Delivering ProjectWise User Training can have a huge impact within any organization.  I explain to all new ProjectWise Administrators that in most instances, this is the initial exposure to ProjectWise your users will have and it can greatly affect their ‘ProjectWise Experience’.   User training is a critical facet of a solid ProjectWise implementation plan, so do not take this lightly.
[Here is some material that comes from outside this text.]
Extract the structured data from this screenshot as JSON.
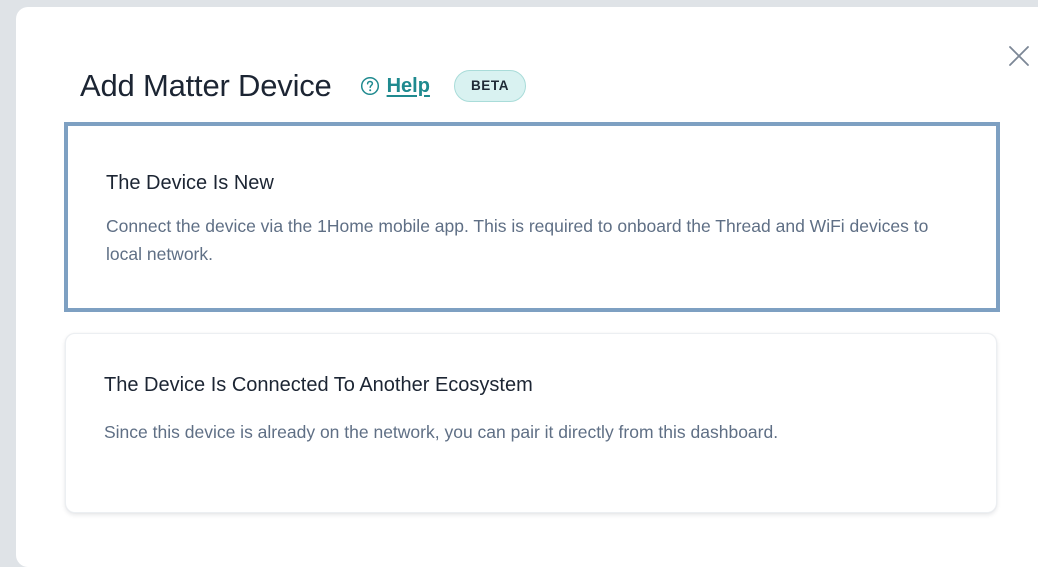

There are several ways to deliver training.  The ProjectWise training offered by Bentley is entitled “ProjectWise V8i SELECTseries 4 User Essentials Training” and is billed as an 8 hour class.  More on that in a moment.  The course material is thorough and comes with its own dataset, making the delivery easy (well, easier, anyway).  However, I try to stress that to deliver an effective class, users are better off developing their own manual (guide, handout or any other noun you prefer) and exercises that contain actual screen shots of your interface, environment, workflows, document creation, etc.  This form of training is generally well received and helps ease the user transition from their current work process to ProjectWise.

Now, back to the 8 hour training class.   Speaking from personal experience, I believe that is too long and can be counterproductive by exposing users to several task that I feel should be more administrative, such has Scanning for Reference File attachments, creating Folders or defining security.  Further, covering every feature in ProjectWise Explorer can be overwhelming and unnecessary as few users use all ProjectWise Explorer options.  The better approach may be to split the User Essentials Training into two 4-hour segments: Basic and Advanced.  The latter portion can be covered later, when your user base is acclimated to ProjectWise.  Or, better still – and my preferred method – forgo the advanced training and spend the extra 4 hours on ProjectWise ‘Coaching’ with your consultant.  There is always something that can be reviewed!  Oh, and one BIG tip; spend more time in training on performing ProjectWise searches!

Lastly, consider who should deliver your ProjectWise Explorer training.  One suggestion is to have your Bentley ProjectWise Consultant deliver the initial User Essentials Training in a ‘Train the Trainer’ format.  That is the Consultant trains your ProjectWise Administrators and they, in turn, train your user groups.  The Train the Trainer concept allows you to fully vet your training material while learning delivery techniques by a certified ProjectWise trainer.

Customizing your Bentley Transmittal Portal

Anyone that is currently using Bentley Transmittal Services (BTS) has likely noticed the “customizable headline” notation on the BTS Portal log in page.  However, did you realize that it is quite simple to alter both the logo and verbiage to meet your needs?

To modify the Portal logo, simple replace the existing TransmittalsPortalLogo.png file located in the …Program Files\Bentley\Transmittals\portal\contents folder.  To change the “customizable headline”, edit the _Layout.cshtml document located in the …Program Files\Bentley\Transmittals\portal\views\shared\ folder.   Change the text line <span>Your text </span> class=”ClientHeader”>@View.Layout_CustomizableHeadline.